Law No. 2019-014 Relating to the Protection of Personal Data (‘the Law’) was published, on 29 October 2019, in the Official Gazette of the Togolese Republic. In particular, the purpose of the Law is to regulate the collection, processing, transmission, storage, and use of personal data in Togo. The Law seeks to ensure that data processing, in any form, protects the freedoms and fundamental rights of individuals. Moreover, the Law applies to natural persons, the State, local authorities, legal entities governed by public or private law, as well as to any automated or non-automated processing of data carried out in the territory of Togo or in any jurisdiction where Togolese law applies. In addition, the Law establishes the Togolese data protection authority (‘IPDCP’) which is provided with enforcement powers as an independent administrative body.

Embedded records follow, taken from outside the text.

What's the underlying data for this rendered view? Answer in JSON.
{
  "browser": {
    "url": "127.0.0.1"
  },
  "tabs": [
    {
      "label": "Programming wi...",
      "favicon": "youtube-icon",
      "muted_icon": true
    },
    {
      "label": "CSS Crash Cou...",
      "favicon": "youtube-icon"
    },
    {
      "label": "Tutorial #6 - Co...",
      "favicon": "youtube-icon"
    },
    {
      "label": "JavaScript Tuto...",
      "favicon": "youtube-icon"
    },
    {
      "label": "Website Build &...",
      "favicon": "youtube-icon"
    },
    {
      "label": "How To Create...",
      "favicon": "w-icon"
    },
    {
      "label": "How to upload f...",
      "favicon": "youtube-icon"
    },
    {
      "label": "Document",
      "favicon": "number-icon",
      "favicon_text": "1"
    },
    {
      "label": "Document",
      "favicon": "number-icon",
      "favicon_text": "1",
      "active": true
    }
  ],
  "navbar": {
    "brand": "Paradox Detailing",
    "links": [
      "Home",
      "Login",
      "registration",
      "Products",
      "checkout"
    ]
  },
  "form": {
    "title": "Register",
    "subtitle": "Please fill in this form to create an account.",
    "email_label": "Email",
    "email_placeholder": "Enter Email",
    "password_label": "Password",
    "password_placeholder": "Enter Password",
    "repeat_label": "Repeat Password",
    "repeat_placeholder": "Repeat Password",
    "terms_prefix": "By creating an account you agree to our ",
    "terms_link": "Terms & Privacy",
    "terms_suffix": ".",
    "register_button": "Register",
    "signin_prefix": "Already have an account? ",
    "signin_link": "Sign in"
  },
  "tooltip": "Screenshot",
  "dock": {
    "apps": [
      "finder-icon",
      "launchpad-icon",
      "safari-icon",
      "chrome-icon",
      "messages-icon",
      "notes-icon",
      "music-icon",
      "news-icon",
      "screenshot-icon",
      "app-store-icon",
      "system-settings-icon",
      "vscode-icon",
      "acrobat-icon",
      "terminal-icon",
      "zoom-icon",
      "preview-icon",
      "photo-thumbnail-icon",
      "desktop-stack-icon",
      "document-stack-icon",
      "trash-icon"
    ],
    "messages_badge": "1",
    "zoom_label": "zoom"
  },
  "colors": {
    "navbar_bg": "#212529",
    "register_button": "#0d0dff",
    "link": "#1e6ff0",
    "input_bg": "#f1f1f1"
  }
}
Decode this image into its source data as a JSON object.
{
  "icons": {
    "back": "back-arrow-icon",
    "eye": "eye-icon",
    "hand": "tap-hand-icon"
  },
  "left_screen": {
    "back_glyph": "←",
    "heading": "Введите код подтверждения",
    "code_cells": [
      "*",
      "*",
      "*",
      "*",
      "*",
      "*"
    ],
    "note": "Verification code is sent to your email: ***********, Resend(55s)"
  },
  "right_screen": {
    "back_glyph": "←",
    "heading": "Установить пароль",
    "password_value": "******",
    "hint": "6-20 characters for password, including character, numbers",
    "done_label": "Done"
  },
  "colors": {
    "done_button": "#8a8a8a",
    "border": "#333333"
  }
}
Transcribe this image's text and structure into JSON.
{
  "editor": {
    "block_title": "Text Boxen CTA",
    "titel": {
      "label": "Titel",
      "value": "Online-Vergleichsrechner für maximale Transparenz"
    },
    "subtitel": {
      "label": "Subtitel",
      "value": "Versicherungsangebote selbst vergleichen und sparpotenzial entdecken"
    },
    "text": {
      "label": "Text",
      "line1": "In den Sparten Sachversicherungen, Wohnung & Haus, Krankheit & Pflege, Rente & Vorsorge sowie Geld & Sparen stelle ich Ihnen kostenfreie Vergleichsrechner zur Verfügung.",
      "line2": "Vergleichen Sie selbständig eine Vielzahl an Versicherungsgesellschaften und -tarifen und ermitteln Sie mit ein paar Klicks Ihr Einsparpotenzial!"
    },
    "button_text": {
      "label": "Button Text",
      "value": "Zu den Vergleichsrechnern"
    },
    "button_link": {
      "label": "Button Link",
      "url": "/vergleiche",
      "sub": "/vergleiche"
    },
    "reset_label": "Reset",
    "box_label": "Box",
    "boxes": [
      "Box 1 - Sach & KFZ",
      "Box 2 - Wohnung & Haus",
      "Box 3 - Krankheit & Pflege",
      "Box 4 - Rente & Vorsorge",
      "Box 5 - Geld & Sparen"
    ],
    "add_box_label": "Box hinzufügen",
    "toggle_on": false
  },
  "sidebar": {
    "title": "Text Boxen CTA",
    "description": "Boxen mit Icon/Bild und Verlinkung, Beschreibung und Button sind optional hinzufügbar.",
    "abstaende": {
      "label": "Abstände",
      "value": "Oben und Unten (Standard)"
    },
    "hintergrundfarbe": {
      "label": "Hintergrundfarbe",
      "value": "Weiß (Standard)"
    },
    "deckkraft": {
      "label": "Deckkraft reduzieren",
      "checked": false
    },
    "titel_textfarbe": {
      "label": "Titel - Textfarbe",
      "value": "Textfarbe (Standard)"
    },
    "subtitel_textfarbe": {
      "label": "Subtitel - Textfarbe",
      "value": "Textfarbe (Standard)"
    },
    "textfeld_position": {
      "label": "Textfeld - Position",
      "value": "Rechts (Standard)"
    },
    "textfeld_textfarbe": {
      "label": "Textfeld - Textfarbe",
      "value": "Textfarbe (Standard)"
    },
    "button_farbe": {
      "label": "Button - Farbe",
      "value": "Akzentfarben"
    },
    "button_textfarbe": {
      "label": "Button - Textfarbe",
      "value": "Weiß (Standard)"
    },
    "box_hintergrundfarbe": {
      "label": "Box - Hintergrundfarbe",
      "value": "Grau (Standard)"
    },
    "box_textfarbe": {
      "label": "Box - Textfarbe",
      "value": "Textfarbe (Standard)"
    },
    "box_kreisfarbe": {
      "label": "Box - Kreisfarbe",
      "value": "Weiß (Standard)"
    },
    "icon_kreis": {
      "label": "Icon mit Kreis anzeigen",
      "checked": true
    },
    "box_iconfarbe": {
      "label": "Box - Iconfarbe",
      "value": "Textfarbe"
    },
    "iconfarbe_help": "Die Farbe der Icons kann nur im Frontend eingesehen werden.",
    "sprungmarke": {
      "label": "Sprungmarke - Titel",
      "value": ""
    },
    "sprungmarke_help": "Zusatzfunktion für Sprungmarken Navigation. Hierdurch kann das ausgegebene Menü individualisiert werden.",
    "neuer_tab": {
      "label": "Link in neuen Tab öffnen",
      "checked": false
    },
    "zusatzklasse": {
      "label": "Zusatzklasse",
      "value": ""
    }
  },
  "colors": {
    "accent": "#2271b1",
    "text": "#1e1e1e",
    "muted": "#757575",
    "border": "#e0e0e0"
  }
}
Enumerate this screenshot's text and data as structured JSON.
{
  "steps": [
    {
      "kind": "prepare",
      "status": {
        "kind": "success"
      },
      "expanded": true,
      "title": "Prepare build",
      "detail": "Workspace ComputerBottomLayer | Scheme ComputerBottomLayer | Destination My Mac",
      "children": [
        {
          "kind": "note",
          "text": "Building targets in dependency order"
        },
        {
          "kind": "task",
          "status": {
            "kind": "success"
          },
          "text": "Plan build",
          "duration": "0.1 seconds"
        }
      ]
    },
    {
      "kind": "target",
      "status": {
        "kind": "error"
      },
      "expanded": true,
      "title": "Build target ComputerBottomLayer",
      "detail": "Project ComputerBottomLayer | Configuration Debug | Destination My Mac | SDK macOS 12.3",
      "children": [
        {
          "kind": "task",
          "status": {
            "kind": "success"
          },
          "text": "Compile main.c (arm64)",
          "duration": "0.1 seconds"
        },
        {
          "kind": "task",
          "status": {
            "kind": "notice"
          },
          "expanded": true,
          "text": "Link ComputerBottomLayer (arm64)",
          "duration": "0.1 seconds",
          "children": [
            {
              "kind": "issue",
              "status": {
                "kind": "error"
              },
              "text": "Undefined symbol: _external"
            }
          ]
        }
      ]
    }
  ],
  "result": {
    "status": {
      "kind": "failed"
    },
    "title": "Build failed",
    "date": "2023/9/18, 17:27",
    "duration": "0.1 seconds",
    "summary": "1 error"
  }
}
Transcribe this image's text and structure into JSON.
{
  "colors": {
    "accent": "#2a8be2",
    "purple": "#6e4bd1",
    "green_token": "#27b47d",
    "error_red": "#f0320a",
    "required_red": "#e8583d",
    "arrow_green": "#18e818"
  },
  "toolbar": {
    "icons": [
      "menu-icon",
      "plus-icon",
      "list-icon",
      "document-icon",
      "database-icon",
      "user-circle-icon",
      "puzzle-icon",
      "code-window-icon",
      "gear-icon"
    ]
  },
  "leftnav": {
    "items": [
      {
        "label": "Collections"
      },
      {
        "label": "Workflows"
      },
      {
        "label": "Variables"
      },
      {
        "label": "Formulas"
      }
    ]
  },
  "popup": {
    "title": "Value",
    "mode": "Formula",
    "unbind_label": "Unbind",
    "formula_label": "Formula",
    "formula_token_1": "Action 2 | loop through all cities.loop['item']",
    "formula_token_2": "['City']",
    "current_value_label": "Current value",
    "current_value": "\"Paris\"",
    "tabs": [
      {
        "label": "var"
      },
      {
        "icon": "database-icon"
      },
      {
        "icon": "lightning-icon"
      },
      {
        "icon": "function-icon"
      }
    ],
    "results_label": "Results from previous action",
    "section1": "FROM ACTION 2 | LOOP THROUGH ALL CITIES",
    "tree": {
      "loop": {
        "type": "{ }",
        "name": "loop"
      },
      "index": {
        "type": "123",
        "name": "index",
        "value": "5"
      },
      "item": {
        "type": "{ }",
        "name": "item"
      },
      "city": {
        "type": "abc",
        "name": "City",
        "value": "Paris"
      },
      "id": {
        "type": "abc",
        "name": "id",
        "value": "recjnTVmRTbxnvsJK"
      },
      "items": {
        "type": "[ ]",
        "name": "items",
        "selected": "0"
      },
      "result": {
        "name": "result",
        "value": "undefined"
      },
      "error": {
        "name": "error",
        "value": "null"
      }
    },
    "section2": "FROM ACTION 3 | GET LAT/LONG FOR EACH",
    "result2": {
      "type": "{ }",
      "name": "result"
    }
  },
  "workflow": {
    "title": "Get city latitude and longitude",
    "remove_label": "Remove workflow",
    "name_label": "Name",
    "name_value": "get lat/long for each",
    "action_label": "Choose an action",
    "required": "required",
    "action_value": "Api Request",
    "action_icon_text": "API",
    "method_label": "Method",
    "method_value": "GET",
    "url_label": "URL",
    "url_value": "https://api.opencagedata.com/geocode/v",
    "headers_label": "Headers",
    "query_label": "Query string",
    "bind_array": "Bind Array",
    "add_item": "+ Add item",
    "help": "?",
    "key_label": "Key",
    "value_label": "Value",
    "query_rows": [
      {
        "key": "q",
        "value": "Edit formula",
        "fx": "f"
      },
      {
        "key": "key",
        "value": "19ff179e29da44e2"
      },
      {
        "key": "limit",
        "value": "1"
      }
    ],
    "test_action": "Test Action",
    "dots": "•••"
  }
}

Furthermore, the Law includes several key principles which serve as the basis for the collection and processing of data. According to Article 14 of the Law, processing of personal data is considered legitimate if the person concerned gives his/her consent, unless processing is required, among other things, to fulfil a legal obligation, and to perform a contract to which the data subject is party to or to perform pre-contractual measures taken at his/her request. Under Article 16 of the Law, data must be collected for specific, legitimate purposes. The data collected must be relevant, adequate and not excessive with regard to the purposes for which they are collected and processed. The Law also requires the retention period not to exceed the period necessary for the purposes for which they were collected or processed.
In addition, the Law contains certain provisions for the transfer of data to third countries. In particular, Article 28 of the Law provides that a controller cannot transfer personal data to a third country unless the recipient State ensures a sufficient level of protection of privacy, fundamental rights and freedoms in respect to the processing. Controllers must notify the IPDCP prior to transferring data to a third country by providing a reasoned opinion. Moreover, pursuant to Article 29 of the Law, controllers can transfer data to a non-complying third country if the transfer is timely, not excessive and the data subject concerned has expressly consented to it, or if the transfer is necessary for one the conditions laid out in the article, such as to protect the life of the data subject. If the controller provides sufficient safeguards, the IPDCP may authorise the transfer to third countries that lack an adequate level of protection.
The Law also provides for the appointment of a data protection officer (‘DPO’) and the latter must be reported to the IPDCP. The tasks of a DPO include, among other things, informing and consulting the controller or processor on their obligations under the Law, and ensuring compliance with the same. Lastly, the Law includes penalties for failure to comply with security measures, illegal processing of sensitive data, unauthorised disclosure of data, and failure to respect the statutory period of data retention, which are punishable by a term of imprisonment of one year to five years and/or a fine of XAF 1 million (approx. €1,525) to XAF 10 million (approx. €15,245), while misuses as to the purposes of collection and processing are punishable by a term of imprisonment of one year to five years and/or a fine of XAF 5 million (approx. €7,622) to XAF 25 million (approx. €38,112).
PETRA MOLNAR Privacy Analyst